The problem
Pictures in the records are to be excluded from an otherwise exact copy.

== == ==

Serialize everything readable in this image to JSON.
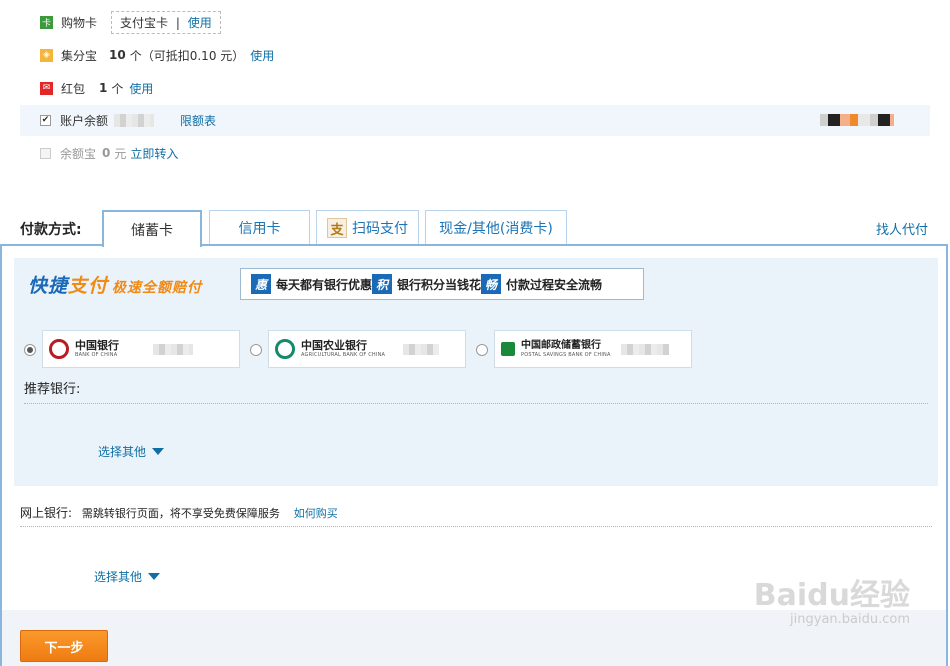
{
  "options": {
    "gift_card": {
      "label": "购物卡",
      "box_text": "支付宝卡",
      "separator": "|",
      "use_link": "使用"
    },
    "jifenbao": {
      "label": "集分宝",
      "count": "10",
      "unit": "个",
      "note": "（可抵扣0.10 元）",
      "use_link": "使用"
    },
    "hongbao": {
      "label": "红包",
      "count": "1",
      "unit": "个",
      "use_link": "使用"
    },
    "balance": {
      "label": "账户余额",
      "limit_link": "限额表"
    },
    "yuebao": {
      "label": "余额宝",
      "amount": "0",
      "unit": "元",
      "transfer_link": "立即转入"
    }
  },
  "payment": {
    "label": "付款方式:",
    "tabs": [
      {
        "label": "储蓄卡",
        "active": true
      },
      {
        "label": "信用卡",
        "active": false
      },
      {
        "label": "扫码支付",
        "active": false,
        "icon": "支"
      },
      {
        "label": "现金/其他(消费卡)",
        "active": false
      }
    ],
    "help_link": "找人代付"
  },
  "quick": {
    "logo_a": "快捷",
    "logo_b": "支付",
    "logo_sub": "极速全额赔付",
    "promos": [
      {
        "badge": "惠",
        "text": "每天都有银行优惠"
      },
      {
        "badge": "积",
        "text": "银行积分当钱花"
      },
      {
        "badge": "畅",
        "text": "付款过程安全流畅"
      }
    ],
    "banks": [
      {
        "name": "中国银行",
        "en": "BANK OF CHINA",
        "selected": true,
        "color": "#b81c22"
      },
      {
        "name": "中国农业银行",
        "en": "AGRICULTURAL BANK OF CHINA",
        "selected": false,
        "color": "#148a6b"
      },
      {
        "name": "中国邮政储蓄银行",
        "en": "POSTAL SAVINGS BANK OF CHINA",
        "selected": false,
        "color": "#1a8a3a"
      }
    ],
    "recommend_label": "推荐银行:",
    "select_other": "选择其他"
  },
  "ebank": {
    "label": "网上银行:",
    "note": "需跳转银行页面，将不享受免费保障服务",
    "how_link": "如何购买",
    "select_other": "选择其他"
  },
  "next_button": "下一步",
  "watermark": {
    "main": "Baidu经验",
    "sub": "jingyan.baidu.com"
  }
}
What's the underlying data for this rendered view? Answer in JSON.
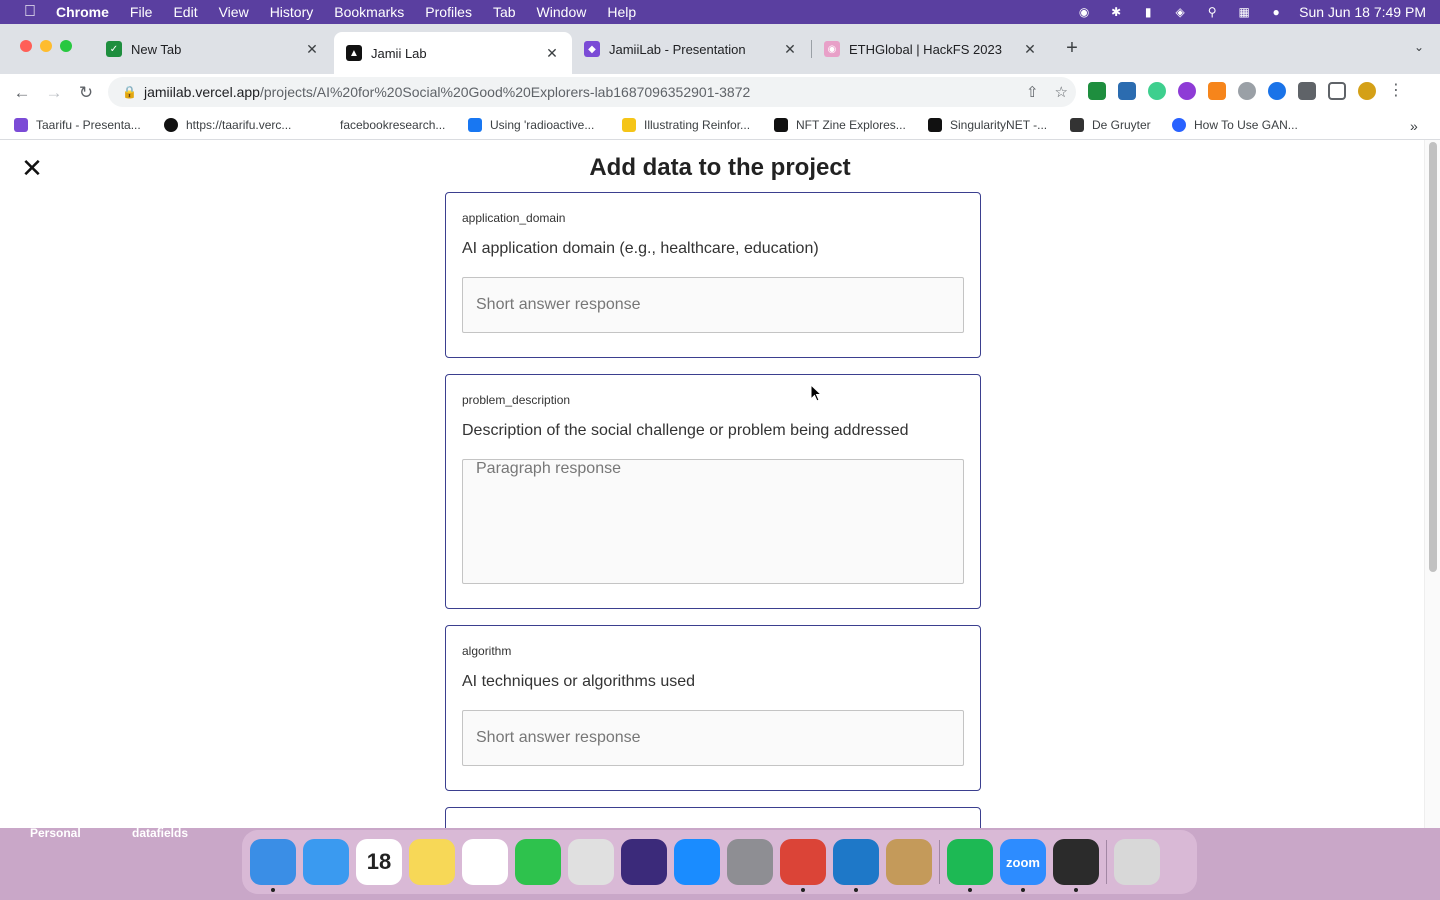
{
  "menubar": {
    "app": "Chrome",
    "items": [
      "File",
      "Edit",
      "View",
      "History",
      "Bookmarks",
      "Profiles",
      "Tab",
      "Window",
      "Help"
    ],
    "clock": "Sun Jun 18  7:49 PM"
  },
  "tabs": [
    {
      "title": "New Tab",
      "color": "#1e8e3e",
      "glyph": "✓"
    },
    {
      "title": "Jamii Lab",
      "color": "#111111",
      "glyph": "▲"
    },
    {
      "title": "JamiiLab - Presentation",
      "color": "#7b4bd6",
      "glyph": "◆"
    },
    {
      "title": "ETHGlobal | HackFS 2023",
      "color": "#e8a0c8",
      "glyph": "◉"
    }
  ],
  "address": {
    "host": "jamiilab.vercel.app",
    "path": "/projects/AI%20for%20Social%20Good%20Explorers-lab1687096352901-3872"
  },
  "bookmarks": [
    {
      "label": "Taarifu - Presenta...",
      "color": "#7b4bd6"
    },
    {
      "label": "https://taarifu.verc...",
      "color": "#111111"
    },
    {
      "label": "facebookresearch...",
      "color": "#ffffff"
    },
    {
      "label": "Using 'radioactive...",
      "color": "#1877f2"
    },
    {
      "label": "Illustrating Reinfor...",
      "color": "#f5c518"
    },
    {
      "label": "NFT Zine Explores...",
      "color": "#111111"
    },
    {
      "label": "SingularityNET -...",
      "color": "#111111"
    },
    {
      "label": "De Gruyter",
      "color": "#333333"
    },
    {
      "label": "How To Use GAN...",
      "color": "#2962ff"
    }
  ],
  "page": {
    "title": "Add data to the project",
    "fields": [
      {
        "key": "application_domain",
        "label": "AI application domain (e.g., healthcare, education)",
        "type": "short",
        "placeholder": "Short answer response"
      },
      {
        "key": "problem_description",
        "label": "Description of the social challenge or problem being addressed",
        "type": "paragraph",
        "placeholder": "Paragraph response"
      },
      {
        "key": "algorithm",
        "label": "AI techniques or algorithms used",
        "type": "short",
        "placeholder": "Short answer response"
      }
    ]
  },
  "desktop": {
    "labels": [
      "Personal",
      "datafields"
    ]
  },
  "dock": [
    {
      "name": "finder",
      "color": "#3a8ee6",
      "dot": true
    },
    {
      "name": "mail",
      "color": "#3a9af0",
      "dot": false
    },
    {
      "name": "calendar",
      "color": "#ffffff",
      "glyph": "18",
      "dot": false
    },
    {
      "name": "notes",
      "color": "#f7d857",
      "dot": false
    },
    {
      "name": "reminders",
      "color": "#ffffff",
      "dot": false
    },
    {
      "name": "facetime",
      "color": "#2ec24d",
      "dot": false
    },
    {
      "name": "launchpad",
      "color": "#e0e0e0",
      "dot": false
    },
    {
      "name": "siri",
      "color": "#3b2a7a",
      "dot": false
    },
    {
      "name": "app-store",
      "color": "#1a8cff",
      "dot": false
    },
    {
      "name": "system-preferences",
      "color": "#8e8e93",
      "dot": false
    },
    {
      "name": "chrome",
      "color": "#db4437",
      "dot": true
    },
    {
      "name": "vscode",
      "color": "#1e78c8",
      "dot": true
    },
    {
      "name": "contacts",
      "color": "#c49a5a",
      "dot": false
    },
    {
      "name": "spotify",
      "color": "#1db954",
      "dot": true
    },
    {
      "name": "zoom",
      "color": "#2d8cff",
      "glyph": "zoom",
      "dot": true
    },
    {
      "name": "quicktime",
      "color": "#2b2b2b",
      "dot": true
    },
    {
      "name": "trash",
      "color": "#d8d8d8",
      "dot": false
    }
  ]
}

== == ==

Task response
Serialize everything readable in this image to JSON.
{
  "options": {
    "gift_card": {
      "label": "购物卡",
      "box_text": "支付宝卡",
      "separator": "|",
      "use_link": "使用"
    },
    "jifenbao": {
      "label": "集分宝",
      "count": "10",
      "unit": "个",
      "note": "（可抵扣0.10 元）",
      "use_link": "使用"
    },
    "hongbao": {
      "label": "红包",
      "count": "1",
      "unit": "个",
      "use_link": "使用"
    },
    "balance": {
      "label": "账户余额",
      "limit_link": "限额表"
    },
    "yuebao": {
      "label": "余额宝",
      "amount": "0",
      "unit": "元",
      "transfer_link": "立即转入"
    }
  },
  "payment": {
    "label": "付款方式:",
    "tabs": [
      {
        "label": "储蓄卡",
        "active": true
      },
      {
        "label": "信用卡",
        "active": false
      },
      {
        "label": "扫码支付",
        "active": false,
        "icon": "支"
      },
      {
        "label": "现金/其他(消费卡)",
        "active": false
      }
    ],
    "help_link": "找人代付"
  },
  "quick": {
    "logo_a": "快捷",
    "logo_b": "支付",
    "logo_sub": "极速全额赔付",
    "promos": [
      {
        "badge": "惠",
        "text": "每天都有银行优惠"
      },
      {
        "badge": "积",
        "text": "银行积分当钱花"
      },
      {
        "badge": "畅",
        "text": "付款过程安全流畅"
      }
    ],
    "banks": [
      {
        "name": "中国银行",
        "en": "BANK OF CHINA",
        "selected": true,
        "color": "#b81c22"
      },
      {
        "name": "中国农业银行",
        "en": "AGRICULTURAL BANK OF CHINA",
        "selected": false,
        "color": "#148a6b"
      },
      {
        "name": "中国邮政储蓄银行",
        "en": "POSTAL SAVINGS BANK OF CHINA",
        "selected": false,
        "color": "#1a8a3a"
      }
    ],
    "recommend_label": "推荐银行:",
    "select_other": "选择其他"
  },
  "ebank": {
    "label": "网上银行:",
    "note": "需跳转银行页面，将不享受免费保障服务",
    "how_link": "如何购买",
    "select_other": "选择其他"
  },
  "next_button": "下一步",
  "watermark": {
    "main": "Baidu经验",
    "sub": "jingyan.baidu.com"
  }
}
What's the underlying data for this rendered view? Answer in JSON.
{
  "menubar": {
    "app": "Chrome",
    "items": [
      "File",
      "Edit",
      "View",
      "History",
      "Bookmarks",
      "Profiles",
      "Tab",
      "Window",
      "Help"
    ],
    "clock": "Sun Jun 18  7:49 PM"
  },
  "tabs": [
    {
      "title": "New Tab",
      "color": "#1e8e3e",
      "glyph": "✓"
    },
    {
      "title": "Jamii Lab",
      "color": "#111111",
      "glyph": "▲"
    },
    {
      "title": "JamiiLab - Presentation",
      "color": "#7b4bd6",
      "glyph": "◆"
    },
    {
      "title": "ETHGlobal | HackFS 2023",
      "color": "#e8a0c8",
      "glyph": "◉"
    }
  ],
  "address": {
    "host": "jamiilab.vercel.app",
    "path": "/projects/AI%20for%20Social%20Good%20Explorers-lab1687096352901-3872"
  },
  "bookmarks": [
    {
      "label": "Taarifu - Presenta...",
      "color": "#7b4bd6"
    },
    {
      "label": "https://taarifu.verc...",
      "color": "#111111"
    },
    {
      "label": "facebookresearch...",
      "color": "#ffffff"
    },
    {
      "label": "Using 'radioactive...",
      "color": "#1877f2"
    },
    {
      "label": "Illustrating Reinfor...",
      "color": "#f5c518"
    },
    {
      "label": "NFT Zine Explores...",
      "color": "#111111"
    },
    {
      "label": "SingularityNET -...",
      "color": "#111111"
    },
    {
      "label": "De Gruyter",
      "color": "#333333"
    },
    {
      "label": "How To Use GAN...",
      "color": "#2962ff"
    }
  ],
  "page": {
    "title": "Add data to the project",
    "fields": [
      {
        "key": "application_domain",
        "label": "AI application domain (e.g., healthcare, education)",
        "type": "short",
        "placeholder": "Short answer response"
      },
      {
        "key": "problem_description",
        "label": "Description of the social challenge or problem being addressed",
        "type": "paragraph",
        "placeholder": "Paragraph response"
      },
      {
        "key": "algorithm",
        "label": "AI techniques or algorithms used",
        "type": "short",
        "placeholder": "Short answer response"
      }
    ]
  },
  "desktop": {
    "labels": [
      "Personal",
      "datafields"
    ]
  },
  "dock": [
    {
      "name": "finder",
      "color": "#3a8ee6",
      "dot": true
    },
    {
      "name": "mail",
      "color": "#3a9af0",
      "dot": false
    },
    {
      "name": "calendar",
      "color": "#ffffff",
      "glyph": "18",
      "dot": false
    },
    {
      "name": "notes",
      "color": "#f7d857",
      "dot": false
    },
    {
      "name": "reminders",
      "color": "#ffffff",
      "dot": false
    },
    {
      "name": "facetime",
      "color": "#2ec24d",
      "dot": false
    },
    {
      "name": "launchpad",
      "color": "#e0e0e0",
      "dot": false
    },
    {
      "name": "siri",
      "color": "#3b2a7a",
      "dot": false
    },
    {
      "name": "app-store",
      "color": "#1a8cff",
      "dot": false
    },
    {
      "name": "system-preferences",
      "color": "#8e8e93",
      "dot": false
    },
    {
      "name": "chrome",
      "color": "#db4437",
      "dot": true
    },
    {
      "name": "vscode",
      "color": "#1e78c8",
      "dot": true
    },
    {
      "name": "contacts",
      "color": "#c49a5a",
      "dot": false
    },
    {
      "name": "spotify",
      "color": "#1db954",
      "dot": true
    },
    {
      "name": "zoom",
      "color": "#2d8cff",
      "glyph": "zoom",
      "dot": true
    },
    {
      "name": "quicktime",
      "color": "#2b2b2b",
      "dot": true
    },
    {
      "name": "trash",
      "color": "#d8d8d8",
      "dot": false
    }
  ]
}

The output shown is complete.